When you begin working on a book, what do you do first? Research? Brainstorm? Plot?

The couple comes first. The hero and heroine’s romantic, emotional, and sensual dynamic are the heartbeat of every story, and they’re the reason for everything else in the book. All else follows.

Usually one comes to me before the other, but pretty quickly the other follows. For instance, for Captured by a Rogue Lord, whose hero is a Robin Hood-like pirate, I was writing the first chapter when his first lieutenant, Jin Seton, started speaking. After about two lines of Jin’s speech I knew that Jin had to have his own story. It was that clear, that quickly. And Jin told me that his heroine had to be Viola. I know it sounds kind of crazy, but that’s really how it happens most of the time! Jin and Viola’s love story became How To Be a Proper Lady.

On other occasions, the couples come to me at the same moment, as when I was planning my ghost Regency Captive Bride (which itself was a wonderfully mystical experience that happened in Wales), or with Eleanor and Taliesin in I Loved a Rogue, when I knew the moment I wrote the prologue to the first book in that series everything about their love story from the first glance onward.

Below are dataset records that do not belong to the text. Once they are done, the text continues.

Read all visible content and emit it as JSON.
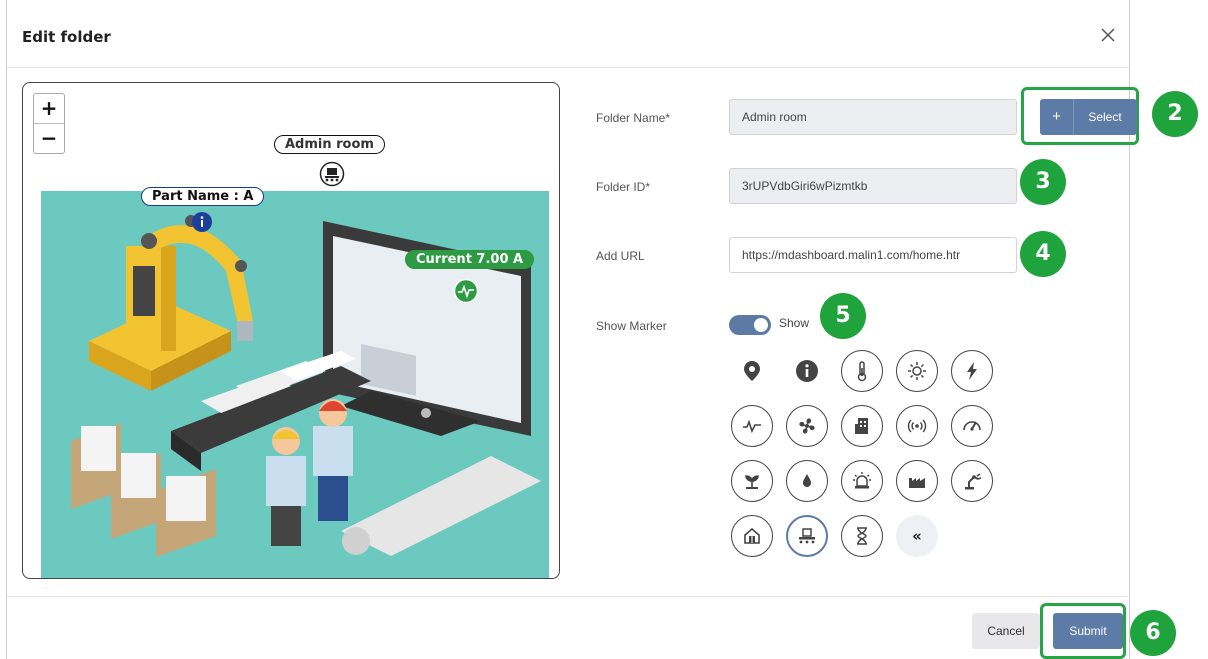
{
  "dialog": {
    "title": "Edit folder"
  },
  "map": {
    "zoom_in": "+",
    "zoom_out": "−",
    "folder_label": "Admin room",
    "part_label": "Part Name : A",
    "current_label": "Current 7.00 A",
    "scene_colors": {
      "background": "#6cc9c0"
    }
  },
  "form": {
    "folder_name_label": "Folder Name*",
    "folder_name_value": "Admin room",
    "select_plus": "+",
    "select_label": "Select",
    "folder_id_label": "Folder ID*",
    "folder_id_value": "3rUPVdbGiri6wPizmtkb",
    "add_url_label": "Add URL",
    "add_url_value": "https://mdashboard.malin1.com/home.htr",
    "show_marker_label": "Show Marker",
    "show_toggle_label": "Show",
    "show_toggle_on": true
  },
  "marker_icons": [
    "map-pin-icon",
    "info-icon",
    "thermometer-icon",
    "sun-icon",
    "bolt-icon",
    "pulse-icon",
    "fan-icon",
    "building-icon",
    "signal-icon",
    "gauge-icon",
    "plant-icon",
    "droplet-icon",
    "alarm-icon",
    "factory-icon",
    "robot-arm-icon",
    "house-icon",
    "conveyor-icon",
    "hourglass-icon",
    "collapse-icon"
  ],
  "selected_marker": "conveyor-icon",
  "collapse_glyph": "«",
  "badges": {
    "b2": "2",
    "b3": "3",
    "b4": "4",
    "b5": "5",
    "b6": "6"
  },
  "footer": {
    "cancel_label": "Cancel",
    "submit_label": "Submit"
  },
  "colors": {
    "accent": "#5c7ba6",
    "highlight": "#26a546"
  }
}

The Duke offers a great example of my usual process: Amarantha said she wanted Gabriel as her hero. First I researched tons about Scotland and the Royal Navy and Jamaica and all sorts of other things (like whisky distilleries!). Then I started writing, I researched more, brainstormed with trusted friends, and finally finished a draft and shared it with friends who are romance lovers and scholars for feedback. After that I did some rewriting and editing, and–voila!–the novel was ready to publish.